Fritz Leiber’s novel The Big Time was originally published in the March and April 1958 issues of Galaxy Science Fiction Magazine. It won the Hugo Award that year for best novel. I have an interest in time travel literature, particularly from the pulp fiction era. Given the acclaim this book has received, I approached it with optimistic enthusiasm but was sorely disappointed. The Big Time hasn’t aged well, and it serves as an example of what’s wrong with a lot of old-school sci-fi.

The novel is narrated by Greta Forzane, an “entertainer” at the station, whose duties seem similar to those of a dance-hall girl in an old Western saloon. She tells the story with a slang-peppered rapid-fire delivery that recalls the style of vintage hard-boiled detective novels. Each of the various visitors to the station speaks with the peculiar accent of his original time and place, though all are up on the latest hipster slang. No matter where or when they’re from, however, each eventually breaks into a stream-of-consciousness soliloquy that reads as if it were lifted from a Virginia Woolf novel. All this unnecessary verbosity soon becomes quite annoying and tedious. It seems like Leiber may have been going for an effect similar to beat poetry, but it ends up sounding like a schizophrenic Robin Williams comedy routine. In addition, though the scientific concepts he envisions in this novel are quite interesting, Leiber doesn’t do himself any favors with the terms he uses to describe them. Spiders and Snakes? Really? That’s the best you could come up with? The players in the war are divided into different categories with inappropriate supernatural names—demons, zombies, ghosts—none of which are ever satisfactorily explained. Change War, Change Winds, Change World—it all sounds rather kitschy and infantile.

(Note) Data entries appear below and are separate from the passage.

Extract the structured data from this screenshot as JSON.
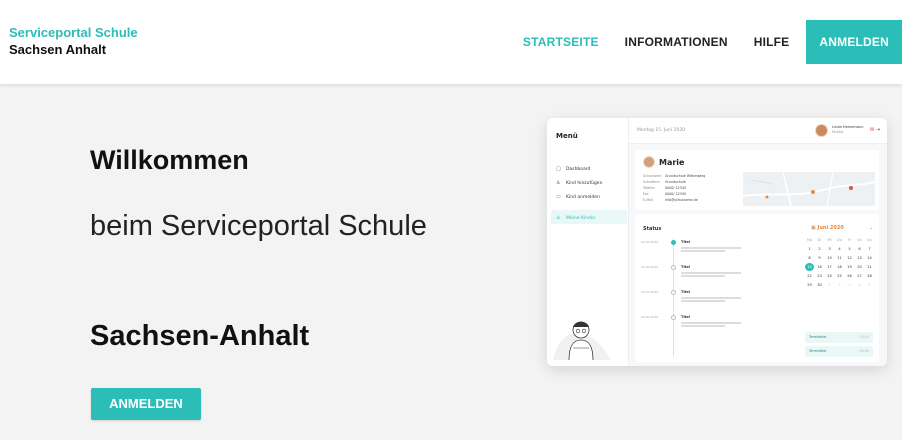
{
  "header": {
    "brand_line1": "Serviceportal Schule",
    "brand_line2": "Sachsen Anhalt",
    "nav": [
      {
        "label": "STARTSEITE",
        "active": true
      },
      {
        "label": "INFORMATIONEN",
        "active": false
      },
      {
        "label": "HILFE",
        "active": false
      }
    ],
    "cta_label": "ANMELDEN",
    "accent_color": "#2bbdb7"
  },
  "hero": {
    "title": "Willkommen",
    "subtitle": "beim Serviceportal Schule",
    "region": "Sachsen-Anhalt",
    "button_label": "ANMELDEN"
  },
  "mockup": {
    "menu_title": "Menü",
    "menu_items": [
      {
        "label": "Dashboard",
        "icon": "dashboard-icon",
        "active": false
      },
      {
        "label": "Kind hinzufügen",
        "icon": "add-user-icon",
        "active": false
      },
      {
        "label": "Kind anmelden",
        "icon": "id-card-icon",
        "active": false
      },
      {
        "label": "Meine Kinder",
        "icon": "children-icon",
        "active": true
      }
    ],
    "date": "Montag 15. Juni 2020",
    "user_name": "Linda Heinemann",
    "user_role": "Mutter",
    "child_name": "Marie",
    "child_info": [
      {
        "label": "Schulname",
        "value": "Grundschule Wittenberg"
      },
      {
        "label": "Schulform",
        "value": "Grundschule"
      },
      {
        "label": "Telefon",
        "value": "0000/ 12345"
      },
      {
        "label": "Fax",
        "value": "0000/ 12345"
      },
      {
        "label": "E-Mail",
        "value": "info@schulname.de"
      }
    ],
    "status_title": "Status",
    "status_items": [
      {
        "time": "00.00.2020",
        "title": "Titel",
        "active": true
      },
      {
        "time": "00.00.2020",
        "title": "Titel",
        "active": false
      },
      {
        "time": "00.00.2020",
        "title": "Titel",
        "active": false
      },
      {
        "time": "00.00.2020",
        "title": "Titel",
        "active": false
      }
    ],
    "calendar_title": "Juni 2020",
    "weekdays": [
      "Mo",
      "Di",
      "Mi",
      "Do",
      "Fr",
      "Sa",
      "So"
    ],
    "calendar_rows": [
      [
        "1",
        "2",
        "3",
        "4",
        "5",
        "6",
        "7"
      ],
      [
        "8",
        "9",
        "10",
        "11",
        "12",
        "13",
        "14"
      ],
      [
        "15",
        "16",
        "17",
        "18",
        "19",
        "20",
        "21"
      ],
      [
        "22",
        "23",
        "24",
        "25",
        "26",
        "27",
        "28"
      ],
      [
        "29",
        "30",
        "1",
        "2",
        "3",
        "4",
        "5"
      ]
    ],
    "selected_day": "15",
    "appointments": [
      {
        "label": "Termintitel",
        "time": "00:00"
      },
      {
        "label": "Termintitel",
        "time": "00:00"
      }
    ]
  }
}
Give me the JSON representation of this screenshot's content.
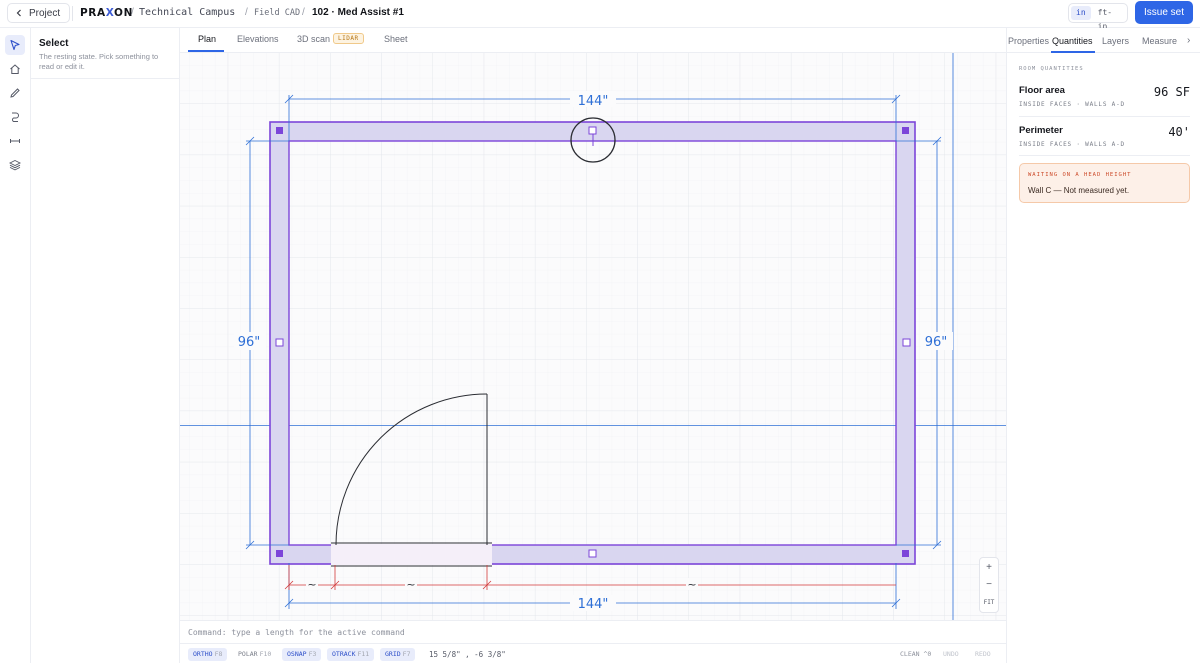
{
  "topbar": {
    "back_label": "Project",
    "logo": {
      "left": "PRA",
      "mark": "X",
      "right": "ON"
    },
    "breadcrumb": {
      "campus": "Technical Campus",
      "section": "Field CAD",
      "room": "102 · Med Assist #1",
      "separator": "/"
    },
    "units": {
      "inch": "in",
      "feet_inch": "ft-in",
      "active": "in"
    },
    "issue_label": "Issue set"
  },
  "tools": [
    "select-tool",
    "home-tool",
    "pen-tool",
    "curve-tool",
    "dimension-tool",
    "layers-tool"
  ],
  "tool_panel": {
    "title": "Select",
    "description": "The resting state. Pick something to read or edit it."
  },
  "view_tabs": {
    "plan": "Plan",
    "elevations": "Elevations",
    "scan": "3D scan",
    "scan_badge": "LIDAR",
    "sheet": "Sheet",
    "active": "Plan"
  },
  "plan": {
    "dim_top": "144\"",
    "dim_bottom": "144\"",
    "dim_left": "96\"",
    "dim_right": "96\"",
    "tilde": "~"
  },
  "zoom": {
    "in": "+",
    "out": "−",
    "fit": "FIT"
  },
  "command": {
    "prompt": "Command: type a length for the active command"
  },
  "status": {
    "ortho": {
      "label": "ORTHO",
      "key": "F8",
      "on": true
    },
    "polar": {
      "label": "POLAR",
      "key": "F10",
      "on": false
    },
    "osnap": {
      "label": "OSNAP",
      "key": "F3",
      "on": true
    },
    "otrack": {
      "label": "OTRACK",
      "key": "F11",
      "on": true
    },
    "grid": {
      "label": "GRID",
      "key": "F7",
      "on": true
    },
    "coords": "15 5/8\" , -6 3/8\"",
    "clean": "CLEAN ^0",
    "undo": "UNDO",
    "redo": "REDO"
  },
  "right_tabs": {
    "properties": "Properties",
    "quantities": "Quantities",
    "layers": "Layers",
    "measure": "Measure",
    "more": "›",
    "active": "Quantities"
  },
  "quantities": {
    "section_title": "ROOM QUANTITIES",
    "floor_area": {
      "label": "Floor area",
      "sub": "INSIDE FACES · WALLS A-D",
      "value": "96 SF"
    },
    "perimeter": {
      "label": "Perimeter",
      "sub": "INSIDE FACES · WALLS A-D",
      "value": "40'"
    }
  },
  "alert": {
    "title": "WAITING ON A HEAD HEIGHT",
    "text": "Wall C — Not measured yet."
  },
  "colors": {
    "accent": "#2e66e6",
    "wall": "#7c45d9",
    "wall_fill": "#d9d6f0",
    "dimension": "#2e6fd6",
    "error_dimension": "#d33a3a",
    "warning_bg": "#fdf0e8"
  }
}
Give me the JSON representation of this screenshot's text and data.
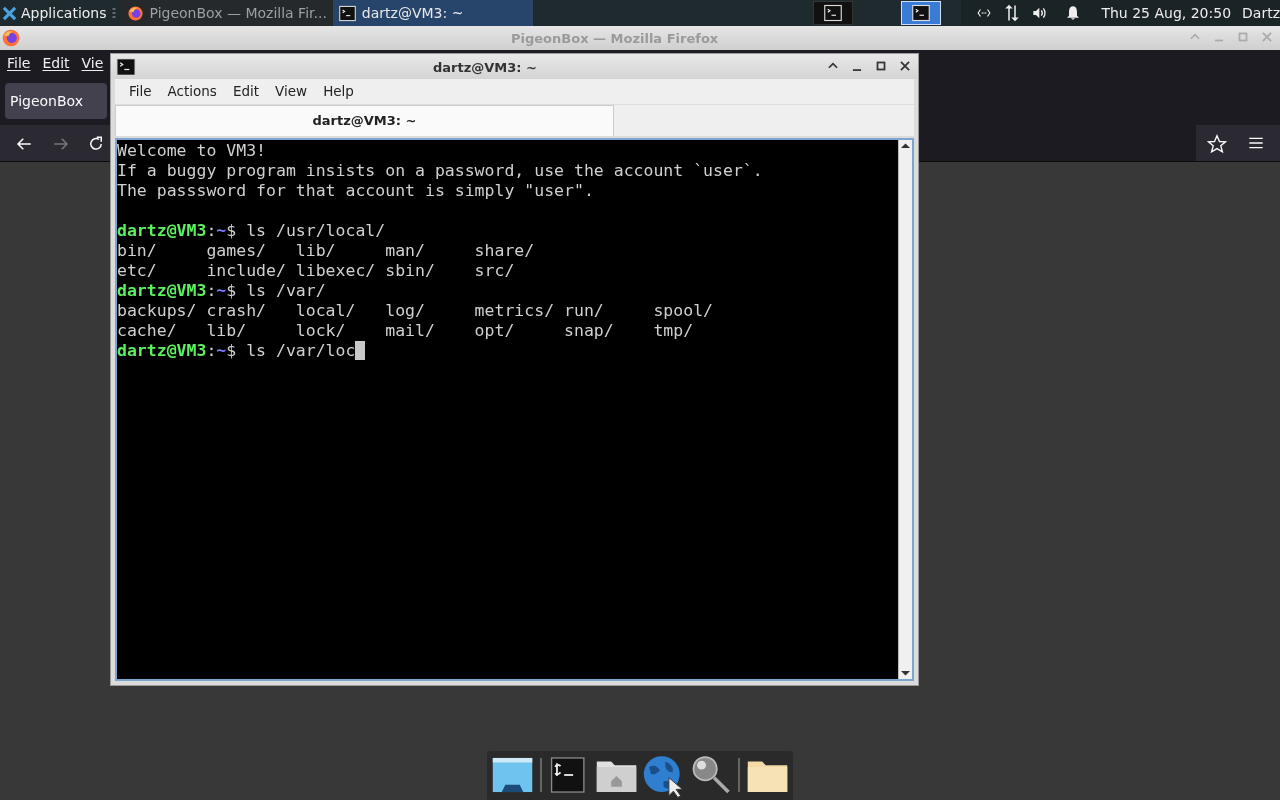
{
  "top_panel": {
    "applications_label": "Applications",
    "tasks": [
      {
        "kind": "firefox",
        "label": "PigeonBox — Mozilla Fir...",
        "selected": false
      },
      {
        "kind": "terminal",
        "label": "dartz@VM3: ~",
        "selected": true
      }
    ],
    "workspaces": [
      {
        "selected": false
      },
      {
        "selected": true
      }
    ],
    "clock": "Thu 25 Aug, 20:50",
    "user": "Dartz"
  },
  "firefox": {
    "title": "PigeonBox — Mozilla Firefox",
    "menu": [
      "File",
      "Edit",
      "Vie"
    ],
    "tab": "PigeonBox"
  },
  "terminal": {
    "title": "dartz@VM3: ~",
    "menu": [
      "File",
      "Actions",
      "Edit",
      "View",
      "Help"
    ],
    "tab": "dartz@VM3: ~",
    "lines": [
      {
        "kind": "output",
        "text": "Welcome to VM3!"
      },
      {
        "kind": "output",
        "text": "If a buggy program insists on a password, use the account `user`."
      },
      {
        "kind": "output",
        "text": "The passsword for that account is simply \"user\"."
      },
      {
        "kind": "blank"
      },
      {
        "kind": "prompt",
        "user": "dartz@VM3",
        "colon": ":",
        "path": "~",
        "command": "$ ls /usr/local/",
        "cursor": false
      },
      {
        "kind": "output",
        "text": "bin/     games/   lib/     man/     share/"
      },
      {
        "kind": "output",
        "text": "etc/     include/ libexec/ sbin/    src/"
      },
      {
        "kind": "prompt",
        "user": "dartz@VM3",
        "colon": ":",
        "path": "~",
        "command": "$ ls /var/",
        "cursor": false
      },
      {
        "kind": "output",
        "text": "backups/ crash/   local/   log/     metrics/ run/     spool/"
      },
      {
        "kind": "output",
        "text": "cache/   lib/     lock/    mail/    opt/     snap/    tmp/"
      },
      {
        "kind": "prompt",
        "user": "dartz@VM3",
        "colon": ":",
        "path": "~",
        "command": "$ ls /var/loc",
        "cursor": true
      }
    ]
  },
  "dock": [
    {
      "kind": "desktop"
    },
    {
      "kind": "separator"
    },
    {
      "kind": "terminal"
    },
    {
      "kind": "home"
    },
    {
      "kind": "globe"
    },
    {
      "kind": "search"
    },
    {
      "kind": "separator"
    },
    {
      "kind": "folder"
    }
  ]
}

At about the halfway point, the novel turns into a mystery story, and not a very good one. The resolution of the puzzle hinges on a pseudo-scientific concept that was previously concealed from the reader, so it feels like a cheat. The whole novel is kind of like that. Leiber just makes up new rules as he goes along. Every time you think you know how things work in this fictional universe, he introduces some new device or Change phenomenon that alters the possibilities. That’s not creative; that’s just annoying, and kind of lazy. The idea of the Change War, fought by forces from beyond time and space, is a good one, but Leiber himself doesn’t take his own brainchild seriously enough, and the result is one messy, silly, and frustrating book.
Though I try to write a short review at least of every book I read, I almost did not write one for this book, as I have nothing much to say. I read this over fifty years ago when it was still new, and though I liked novels by Fritz Leiber, I did not care for this one. Since it was available for free, I decided to try it again to see if greater maturity changed my perspective. I still did not care for it. I see that it won the Hugo Award, so my opinion is in the minority. I always wonder what it is that I’m missing when I see little quality in something that wins awards. It is one of those stories set in a surreal setting so the reader does not know what is going on, and must continue reading to piece it together. Sometimes, that works just fine. But the whole premise of this story just left me annoyed as it was too far-fetched to take seriously. Also, I could not really empathize with the characters. I originally read this all the way through, but this time decided I have better things to read.
Many years ago I read this and many other Leiber stories. His work is up there with Bradbury, Asimov, Campbell, Pohl and all the great science fiction writers.